The UK is becoming more and more like the second garden.

Take our median and mean salaries. The median average salary for full-time workers in the UK is £31k, where as the mean £38k. People often use these terms interchangeably, but there’s an important distinction between the two. 

The median is the middle value when a data set is ordered from least to greatest. (So if you have 11 people it’s the 6th person). The average meanwhile is the total value divided by number in the dataset. So why’s this important? It’s important because they’re different. To have the two values as different, means someone, somewhere is skewing the average, either upwards or downwards. In this instance, no surprises for who is doing it – the wealthy. 

UK wages have stagnated for most of us – it’s no surprise almost everyone is on strike. UK incomes were just 9 per cent higher than in 2005, compared with 40 per cent in Germany and 39.8 per cent in France. Added to that, the fact that while we all applauded furlough at the time, basically the government accidentally pumped about £450 billion into the pockets of the rich during the pandemic and that money, funnily enough, hasn’t trickled down – it isn’t hard to see where all the money is concentrated.

Our GDP may say we’re rich because basically we’re a massive garden with a lot of jacuzzi’s stacked up in one corner; in 2020, the ONS calculated that the richest 10% of households hold 43% of all wealth. The poorest 50%, by contrast, own just 9%. 

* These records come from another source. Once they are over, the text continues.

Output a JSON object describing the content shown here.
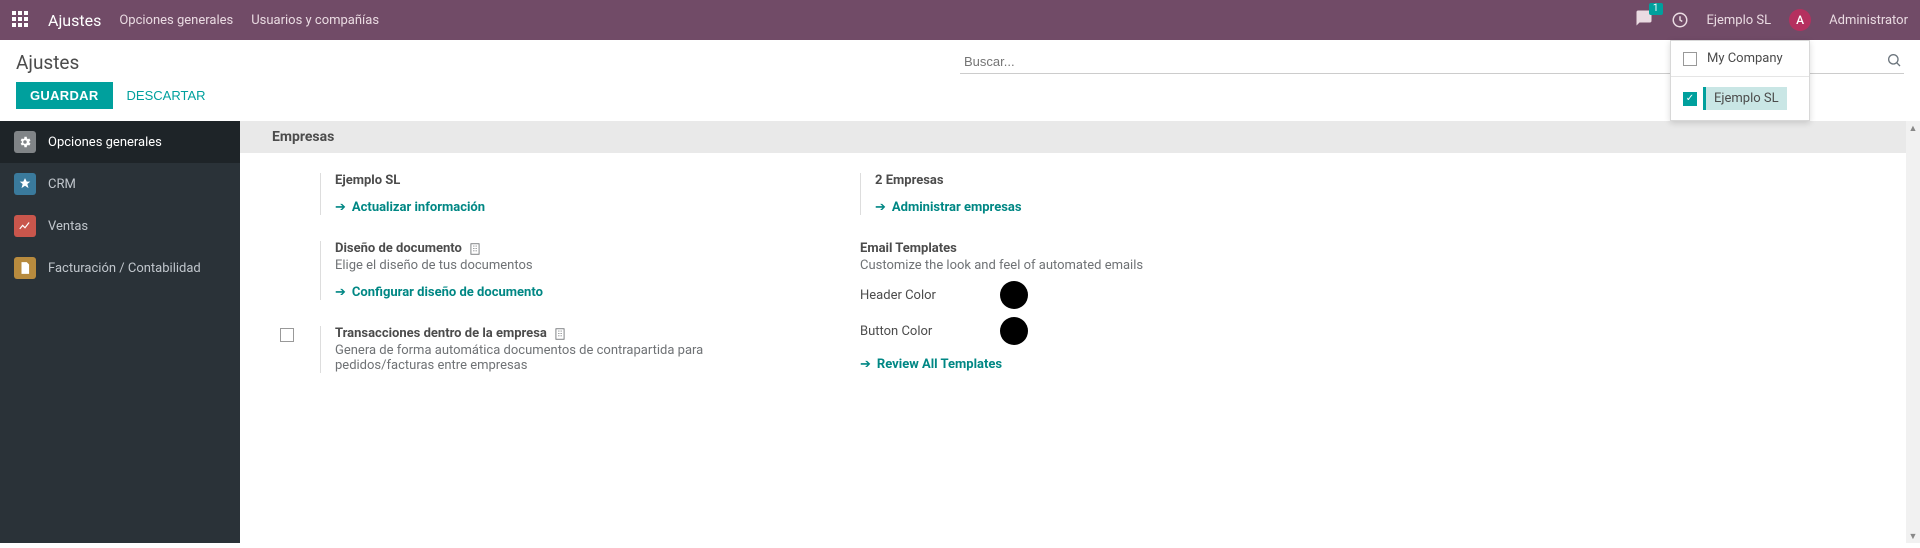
{
  "navbar": {
    "app_title": "Ajustes",
    "menu": [
      "Opciones generales",
      "Usuarios y compañías"
    ],
    "messages_count": "1",
    "company": "Ejemplo SL",
    "avatar_initial": "A",
    "user": "Administrator"
  },
  "control": {
    "page_title": "Ajustes",
    "search_placeholder": "Buscar...",
    "save": "GUARDAR",
    "discard": "DESCARTAR"
  },
  "sidebar": {
    "items": [
      {
        "label": "Opciones generales"
      },
      {
        "label": "CRM"
      },
      {
        "label": "Ventas"
      },
      {
        "label": "Facturación / Contabilidad"
      }
    ]
  },
  "section": {
    "header": "Empresas",
    "left": {
      "company_name": "Ejemplo SL",
      "update_info": "Actualizar información",
      "doc_design_title": "Diseño de documento",
      "doc_design_desc": "Elige el diseño de tus documentos",
      "doc_design_action": "Configurar diseño de documento",
      "intercompany_title": "Transacciones dentro de la empresa",
      "intercompany_desc": "Genera de forma automática documentos de contrapartida para pedidos/facturas entre empresas"
    },
    "right": {
      "companies_count": "2 Empresas",
      "manage_companies": "Administrar empresas",
      "email_templates_title": "Email Templates",
      "email_templates_desc": "Customize the look and feel of automated emails",
      "header_color_label": "Header Color",
      "button_color_label": "Button Color",
      "header_color": "#000000",
      "button_color": "#000000",
      "review_templates": "Review All Templates"
    }
  },
  "company_dropdown": {
    "items": [
      {
        "name": "My Company",
        "checked": false
      },
      {
        "name": "Ejemplo SL",
        "checked": true
      }
    ]
  }
}
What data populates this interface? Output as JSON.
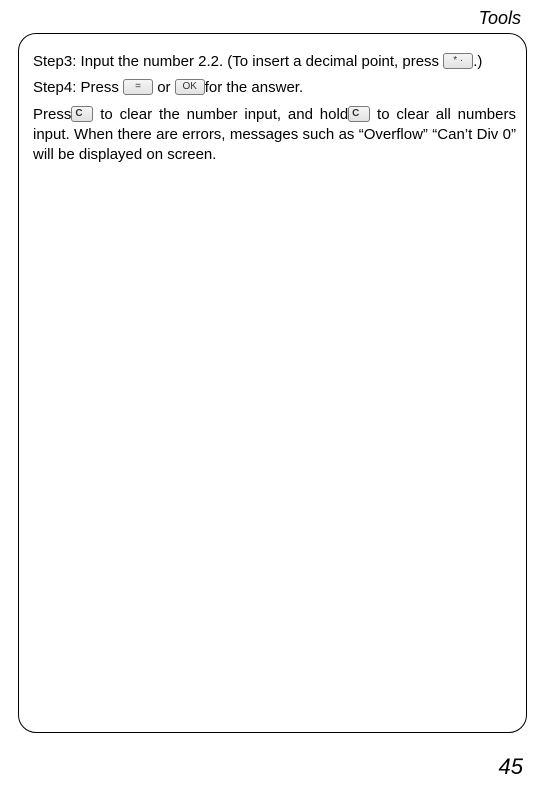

And this is what I mean when I say we should stop saying we’re a rich country, we simply aren’t. A country can’t be ‘rich’ when most of it’s people aren’t by any measure, whether through relative salaries, purchasing power or access to the country’s wealth.

For most people, this is unsurprising: walking through the decaying cities and towns of this land, most of us will recognise we are at best a deeply unequal, fading power. Our public services are in constant crisis. Many of us don’t do anything productive, and even if we do our wages stagnate. We can’t even do the simple things like keep our streets tidy

What does it mean to be a ‘rich’ country? Or what should it mean? What better captures what a rich country is? For me, we could start with the spirit of this quote, from a former mayor of Bogota:

An advanced city is not one where the poor can get around by car, but one where even the rich use public transportation.

I’d argue to be a ‘rich country’ means for the country as a whole to be richer, and that should measured by levels of poverty, productivity, public services and contentment. A rich country cannot be defined by whether there are a few exceptionally wealthy, with the rest of us picking for scraps. 

When Corbyn et al, myself included, try to shame us in someway to cough up wealth we haven’t got by invoking the ‘rich country’ line, it’s the wrong strategy – it misses how most people feel about themselves, about the country, and that plays into the hands of entrenched wealth as they manipulate people to support policies that help them and hurt everyone else.

So let’s drop the cliche and use a line that better explains the condition of the nation. And in the meantime, you’ll find me in the garden. Or my neighbour’s jacuzzi.

*Corbyn made a mistake in his speech, stating we were fifth, when we were in fact sixth: https://fullfact.org/economy/uk-sixth-or-ninth-richest-country/ 

Featured image credit: maul_cosplay

Leave a Reply

Fill in your details below or click an icon to log in:

WordPress.com Logo

You are commenting using your WordPress.com account. Log Out /  Change )

Facebook photo

You are commenting using your Facebook account. Log Out /  Change )

Connecting to %s